How to use it: As you read, ask simple questions about the doctor’s visit along the way, always giving your little one time to “respond” before you answer aloud.
Why we love it: This book is perfect for helping your little one interact with a story. As the animals are clapping their hands, stomping their feet, and wiggling their toes, your little one can join along, encouraging hand-eye coordination and movement. Hand-eye coordination helps your child track the movements of their hands and feet, essential for later reading and gross-motor skills. Movement helps increase memory, perception, language, attention, emotion, and decision.
How to use it: As you read, show your child how to imitate the gorilla by touching head and toes. Narrate each movement and give lots of encouragement when your little one responds by touching his or her head and toes.

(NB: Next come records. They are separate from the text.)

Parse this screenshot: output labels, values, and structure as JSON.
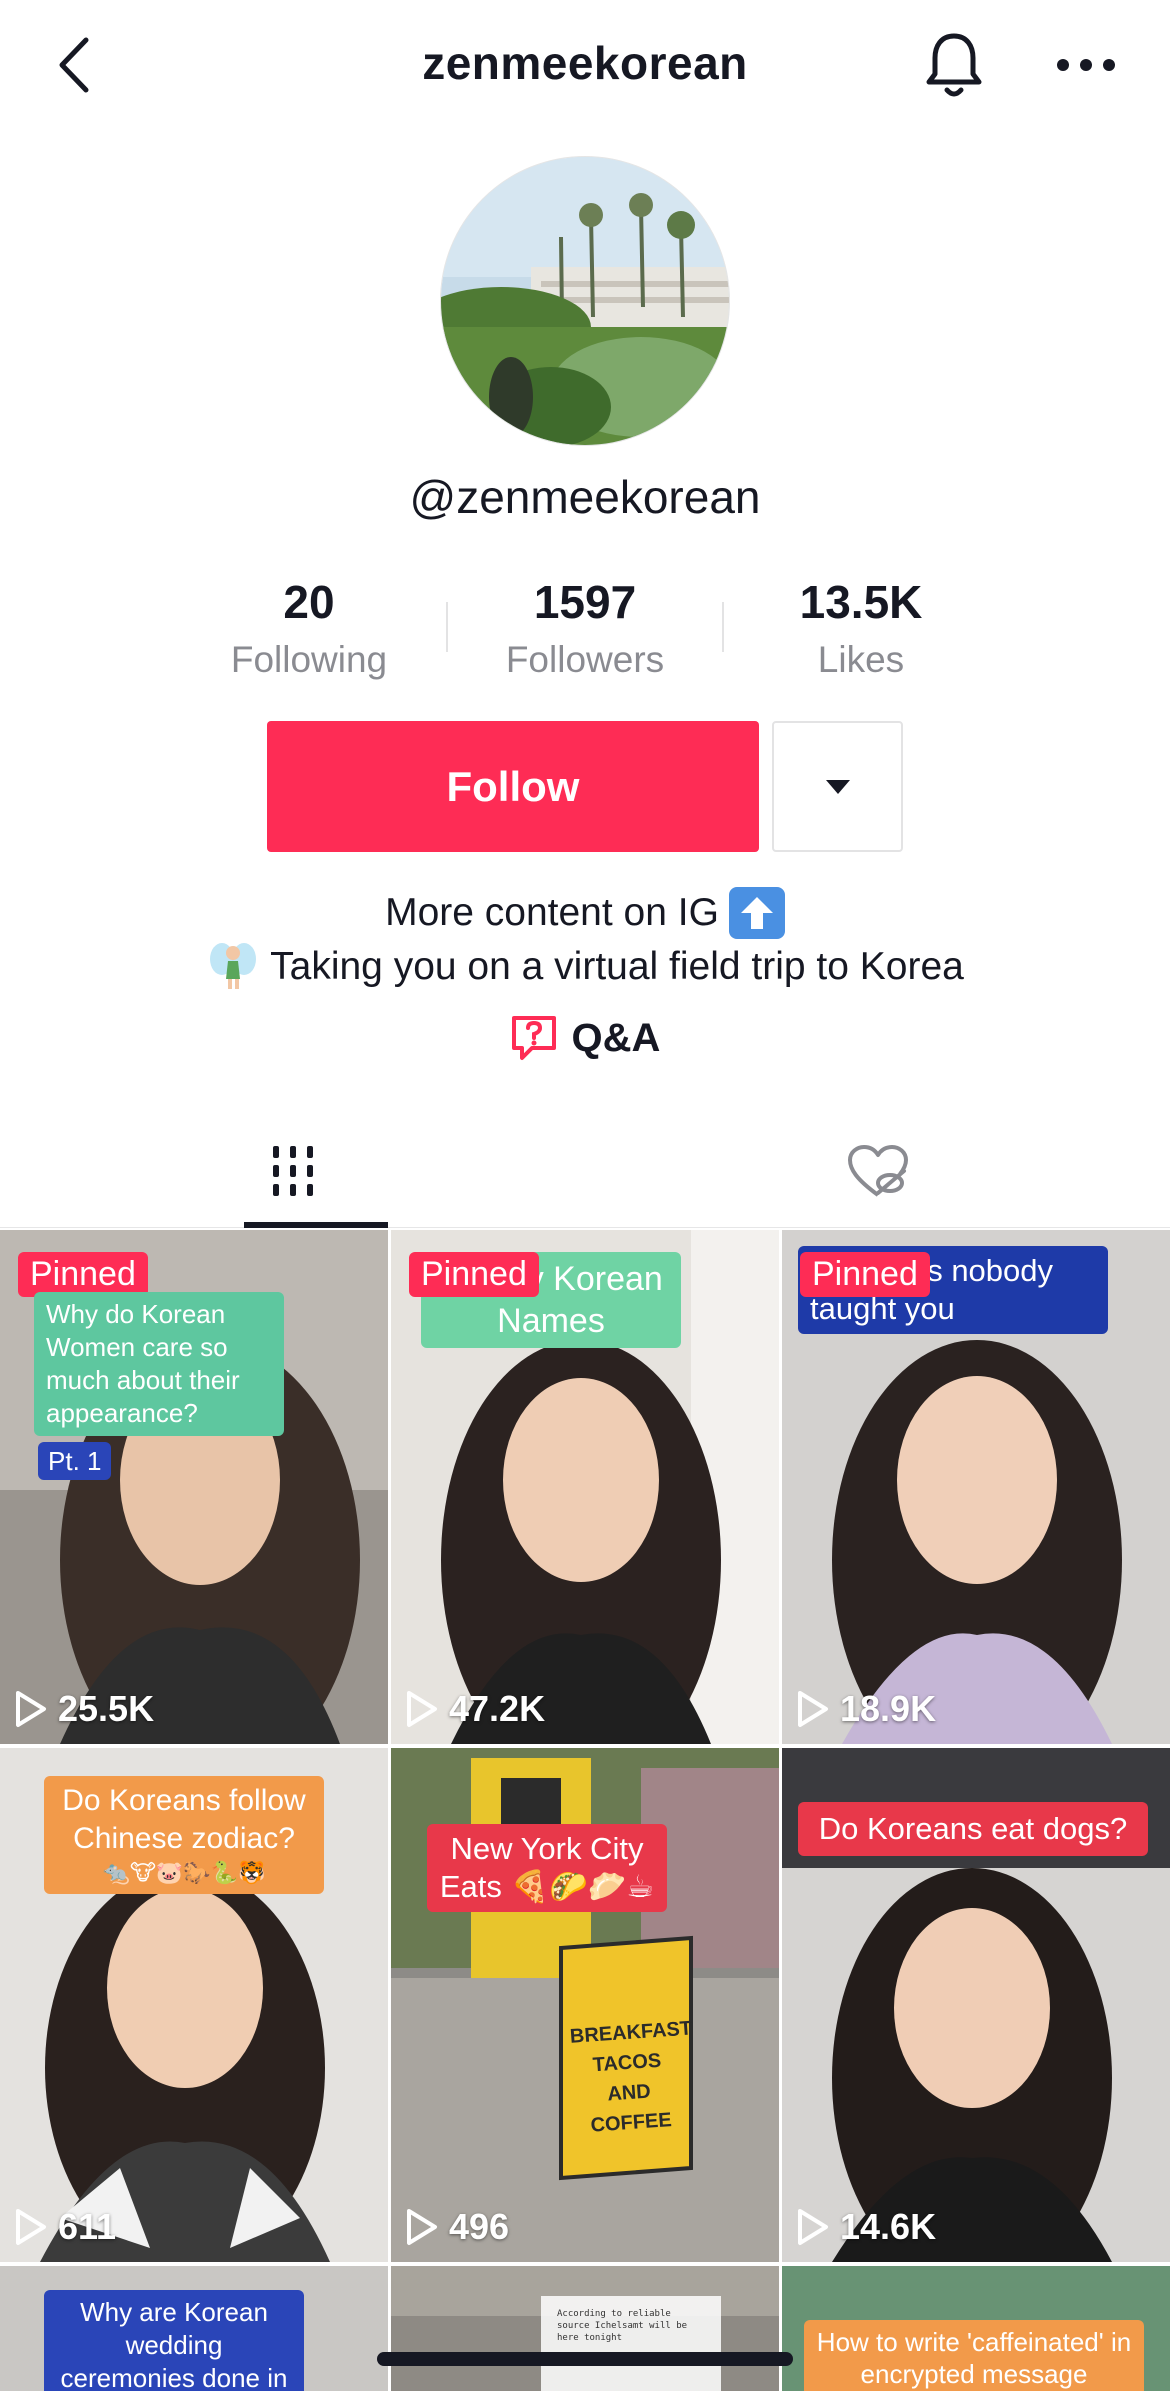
{
  "header": {
    "title": "zenmeekorean"
  },
  "profile": {
    "handle": "@zenmeekorean",
    "stats": [
      {
        "value": "20",
        "label": "Following"
      },
      {
        "value": "1597",
        "label": "Followers"
      },
      {
        "value": "13.5K",
        "label": "Likes"
      }
    ],
    "follow_label": "Follow",
    "bio": [
      "More content on IG",
      "Taking you on a virtual field trip to Korea"
    ],
    "qa_label": "Q&A"
  },
  "colors": {
    "accent": "#fe2c55",
    "text": "#161823",
    "muted": "#8a8b91"
  },
  "icons": {
    "back": "chevron-left-icon",
    "bell": "bell-icon",
    "more": "more-horizontal-icon",
    "dropdown": "caret-down-icon",
    "qa": "question-bubble-icon",
    "videos_tab": "grid-icon",
    "liked_tab": "heart-hidden-icon",
    "play": "play-icon"
  },
  "videos": [
    {
      "pinned": "Pinned",
      "caption": "Why do Korean Women care so much about their appearance?",
      "sub": "Pt. 1",
      "views": "25.5K"
    },
    {
      "pinned": "Pinned",
      "caption": "Trendy Korean Names",
      "views": "47.2K"
    },
    {
      "pinned": "Pinned",
      "caption": "an slangs nobody taught you",
      "views": "18.9K"
    },
    {
      "caption": "Do Koreans follow Chinese zodiac?",
      "views": "611"
    },
    {
      "caption": "New York City Eats",
      "sign": [
        "BREAKFAST TACOS",
        "AND",
        "COFFEE"
      ],
      "views": "496"
    },
    {
      "caption": "Do Koreans eat dogs?",
      "views": "14.6K"
    },
    {
      "caption": "Why are Korean wedding ceremonies done in a rush?"
    },
    {
      "caption": "According to reliable source Ichelsamt will be here tonight"
    },
    {
      "caption": "How to write 'caffeinated' in encrypted message"
    }
  ]
}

These toys and books are designed to be used in combination with ParentPal’s WeeSchool activities, an age-appropriate, research-based curriculum built to guide your child’s creative play and learning. Get 30% off your first year of ParentPal with coupon: HOLIDAY30 — that’s a savings of $20!*
Don’t have these toys at home? Don’t worry. You can foster these skills and do ParentPal’s suggested activities with similar books, toys, or household items.
Want even more playtime ideas? Find these and more Learning Essential toys and books on ParentPal’s Amazon Shopping page.